James L. Sadd, Neil Peterson, Christopher G. St. C. Kendall
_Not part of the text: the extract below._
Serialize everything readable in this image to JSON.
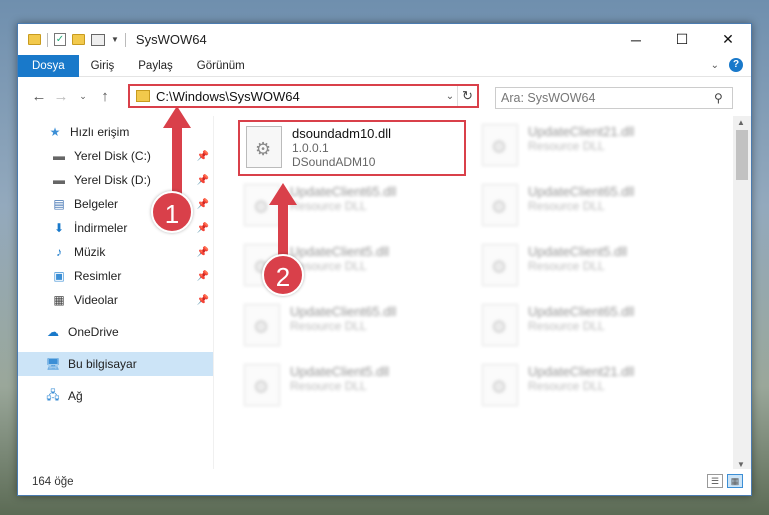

Asphalt-impregnated sediments of the Pennsylvanian Deese Group (Buckhorn asphalt), in the Mill Creek syncline asphalt district, share many similarities with the nearby tar-sand bitumens of the Ordovician Oil Creek Formation. Both originated as oils emplaced during Middle to Late Pennsylvanian orogenesis (Arbuckle event) when the two formations were juxtaposed by combined wrench and dip-slip faulting. Sterane patterns indicate that the two oils were generated from similar source rocks, both rich in terrestrial plant organic matter; terpane patterns suggest source rock deposition in marine deltaic to shallow-shelf conditions. Both oils were subjected to varying degrees of biodegradation and formation water washing. Saturate and aromatic fractions were removed more completel than the NSO fraction; asphaltenes were generated and/or added during alteration. Certain biomarker terpanes (e.g., C27 hopane, gammacerane) were more resistant to biodegradation than previously reported. Deese asphalts differ from the Oil Creek bitumens in important ways. They are two to three times richer in asphaltenes (to 78%) and show considerable variation in sterane alteration at a given level of saturates and aromatics depletion, suggesting that formation water washing was more important to Deese alteration. Formation of some of the asphaltene-rich asphalts may have been accompanied by gas deasphalting of the parent oil resulting in asphaltene precipitation within the Deese section. This hypothesis is favored by the abundance of mature Type III (woody, herbaceous) ker gen in the asphaltic section and by physical evidence of overpressuring during petroleum emplacement, including concordant seams of asphaltite and of passively precipitated calcite (calcite beef).

AAPG Search and Discovery Article #91043©1986 AAPG Annual Convention, Atlanta, Georgia, June 15-18, 1986.